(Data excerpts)
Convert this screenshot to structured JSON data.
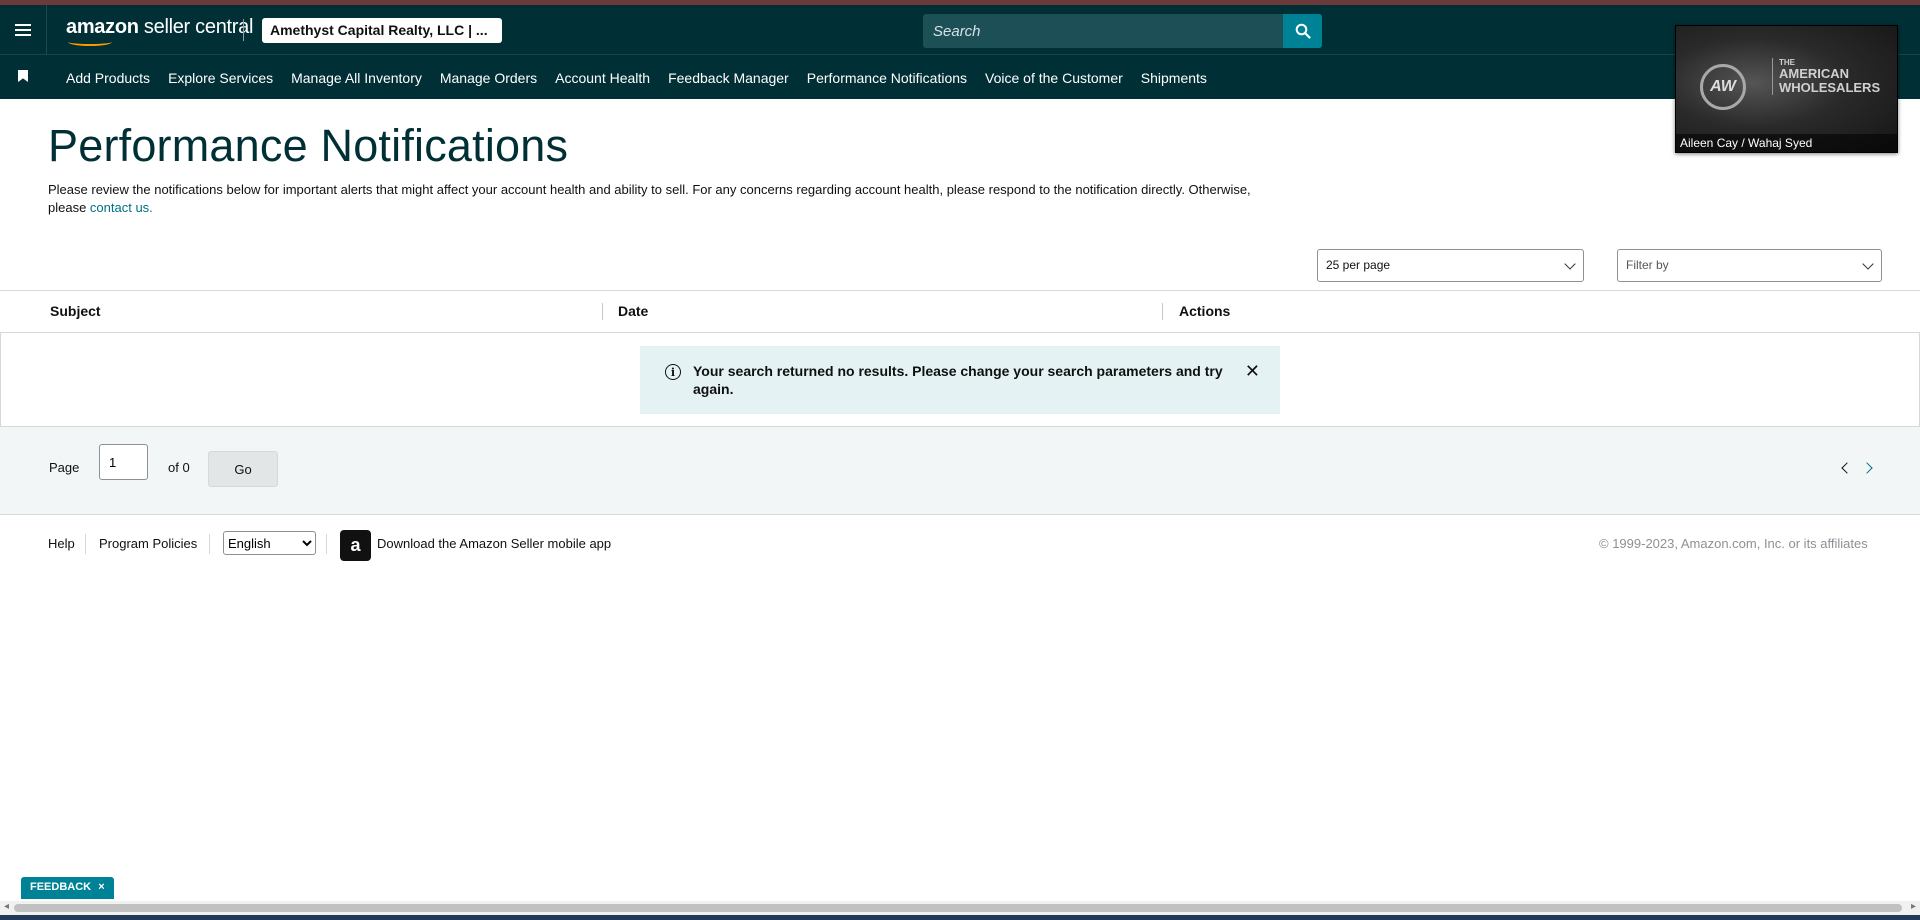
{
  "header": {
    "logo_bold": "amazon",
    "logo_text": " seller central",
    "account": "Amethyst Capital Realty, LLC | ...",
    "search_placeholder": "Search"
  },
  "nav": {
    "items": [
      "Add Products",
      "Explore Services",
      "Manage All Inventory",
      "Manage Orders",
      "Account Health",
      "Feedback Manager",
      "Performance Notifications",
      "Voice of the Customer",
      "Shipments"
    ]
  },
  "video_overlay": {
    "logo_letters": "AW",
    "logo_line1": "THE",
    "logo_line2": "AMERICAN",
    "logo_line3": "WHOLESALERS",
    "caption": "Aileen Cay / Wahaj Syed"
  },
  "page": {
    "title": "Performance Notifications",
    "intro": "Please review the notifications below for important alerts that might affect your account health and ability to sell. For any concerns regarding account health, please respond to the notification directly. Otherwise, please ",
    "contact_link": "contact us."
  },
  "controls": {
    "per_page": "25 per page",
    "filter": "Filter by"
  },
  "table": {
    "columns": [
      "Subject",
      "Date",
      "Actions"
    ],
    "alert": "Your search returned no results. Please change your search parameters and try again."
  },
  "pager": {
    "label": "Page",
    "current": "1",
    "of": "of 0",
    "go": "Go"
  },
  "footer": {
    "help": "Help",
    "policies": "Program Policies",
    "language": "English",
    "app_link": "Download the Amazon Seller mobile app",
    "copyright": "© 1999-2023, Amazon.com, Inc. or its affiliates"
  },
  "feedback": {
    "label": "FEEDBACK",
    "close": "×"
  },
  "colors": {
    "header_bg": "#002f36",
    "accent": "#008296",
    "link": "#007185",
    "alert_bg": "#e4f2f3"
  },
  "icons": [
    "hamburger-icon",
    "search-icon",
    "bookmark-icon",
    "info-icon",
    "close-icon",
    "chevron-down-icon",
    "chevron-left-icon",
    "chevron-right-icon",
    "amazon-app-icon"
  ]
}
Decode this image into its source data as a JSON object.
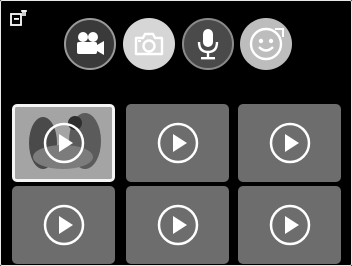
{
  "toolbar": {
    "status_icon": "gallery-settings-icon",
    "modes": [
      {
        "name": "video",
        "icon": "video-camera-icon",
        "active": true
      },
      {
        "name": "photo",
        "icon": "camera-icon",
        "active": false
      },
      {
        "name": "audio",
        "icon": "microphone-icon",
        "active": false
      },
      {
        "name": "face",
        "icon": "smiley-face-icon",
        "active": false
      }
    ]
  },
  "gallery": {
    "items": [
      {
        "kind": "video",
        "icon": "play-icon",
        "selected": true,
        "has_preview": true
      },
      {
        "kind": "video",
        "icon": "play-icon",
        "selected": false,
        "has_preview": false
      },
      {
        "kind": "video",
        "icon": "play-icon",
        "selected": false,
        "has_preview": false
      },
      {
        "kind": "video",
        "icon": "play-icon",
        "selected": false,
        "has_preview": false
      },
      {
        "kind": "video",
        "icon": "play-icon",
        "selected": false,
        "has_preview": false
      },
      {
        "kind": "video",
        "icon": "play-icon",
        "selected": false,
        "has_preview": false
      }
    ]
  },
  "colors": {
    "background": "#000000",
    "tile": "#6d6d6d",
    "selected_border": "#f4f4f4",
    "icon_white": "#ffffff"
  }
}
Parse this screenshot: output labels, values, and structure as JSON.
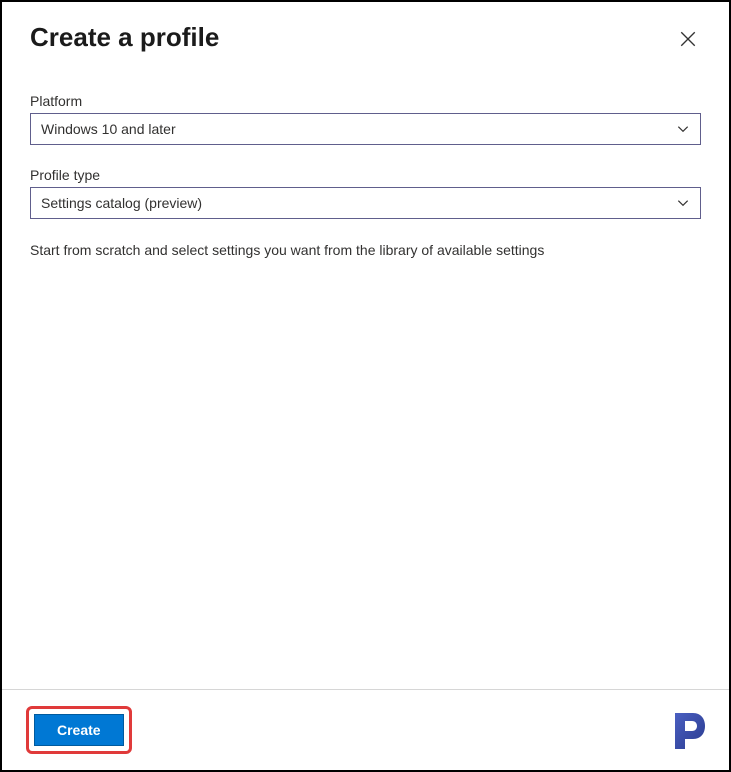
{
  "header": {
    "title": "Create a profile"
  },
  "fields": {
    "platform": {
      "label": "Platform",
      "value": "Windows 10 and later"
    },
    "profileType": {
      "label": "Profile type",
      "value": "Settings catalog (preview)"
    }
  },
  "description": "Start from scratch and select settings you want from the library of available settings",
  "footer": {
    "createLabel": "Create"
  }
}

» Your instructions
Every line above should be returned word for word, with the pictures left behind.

» Answer for the task
Convert this screenshot to structured JSON data.
{
  "header": {
    "logo_bold": "amazon",
    "logo_text": " seller central",
    "account": "Amethyst Capital Realty, LLC | ...",
    "search_placeholder": "Search"
  },
  "nav": {
    "items": [
      "Add Products",
      "Explore Services",
      "Manage All Inventory",
      "Manage Orders",
      "Account Health",
      "Feedback Manager",
      "Performance Notifications",
      "Voice of the Customer",
      "Shipments"
    ]
  },
  "video_overlay": {
    "logo_letters": "AW",
    "logo_line1": "THE",
    "logo_line2": "AMERICAN",
    "logo_line3": "WHOLESALERS",
    "caption": "Aileen Cay / Wahaj Syed"
  },
  "page": {
    "title": "Performance Notifications",
    "intro": "Please review the notifications below for important alerts that might affect your account health and ability to sell. For any concerns regarding account health, please respond to the notification directly. Otherwise, please ",
    "contact_link": "contact us."
  },
  "controls": {
    "per_page": "25 per page",
    "filter": "Filter by"
  },
  "table": {
    "columns": [
      "Subject",
      "Date",
      "Actions"
    ],
    "alert": "Your search returned no results. Please change your search parameters and try again."
  },
  "pager": {
    "label": "Page",
    "current": "1",
    "of": "of 0",
    "go": "Go"
  },
  "footer": {
    "help": "Help",
    "policies": "Program Policies",
    "language": "English",
    "app_link": "Download the Amazon Seller mobile app",
    "copyright": "© 1999-2023, Amazon.com, Inc. or its affiliates"
  },
  "feedback": {
    "label": "FEEDBACK",
    "close": "×"
  },
  "colors": {
    "header_bg": "#002f36",
    "accent": "#008296",
    "link": "#007185",
    "alert_bg": "#e4f2f3"
  },
  "icons": [
    "hamburger-icon",
    "search-icon",
    "bookmark-icon",
    "info-icon",
    "close-icon",
    "chevron-down-icon",
    "chevron-left-icon",
    "chevron-right-icon",
    "amazon-app-icon"
  ]
}
Decode this image into its source data as a JSON object.
{
  "toolbar": {
    "status_icon": "gallery-settings-icon",
    "modes": [
      {
        "name": "video",
        "icon": "video-camera-icon",
        "active": true
      },
      {
        "name": "photo",
        "icon": "camera-icon",
        "active": false
      },
      {
        "name": "audio",
        "icon": "microphone-icon",
        "active": false
      },
      {
        "name": "face",
        "icon": "smiley-face-icon",
        "active": false
      }
    ]
  },
  "gallery": {
    "items": [
      {
        "kind": "video",
        "icon": "play-icon",
        "selected": true,
        "has_preview": true
      },
      {
        "kind": "video",
        "icon": "play-icon",
        "selected": false,
        "has_preview": false
      },
      {
        "kind": "video",
        "icon": "play-icon",
        "selected": false,
        "has_preview": false
      },
      {
        "kind": "video",
        "icon": "play-icon",
        "selected": false,
        "has_preview": false
      },
      {
        "kind": "video",
        "icon": "play-icon",
        "selected": false,
        "has_preview": false
      },
      {
        "kind": "video",
        "icon": "play-icon",
        "selected": false,
        "has_preview": false
      }
    ]
  },
  "colors": {
    "background": "#000000",
    "tile": "#6d6d6d",
    "selected_border": "#f4f4f4",
    "icon_white": "#ffffff"
  }
}
Parse this screenshot: output labels, values, and structure as JSON.
{
  "header": {
    "title": "Create a profile"
  },
  "fields": {
    "platform": {
      "label": "Platform",
      "value": "Windows 10 and later"
    },
    "profileType": {
      "label": "Profile type",
      "value": "Settings catalog (preview)"
    }
  },
  "description": "Start from scratch and select settings you want from the library of available settings",
  "footer": {
    "createLabel": "Create"
  }
}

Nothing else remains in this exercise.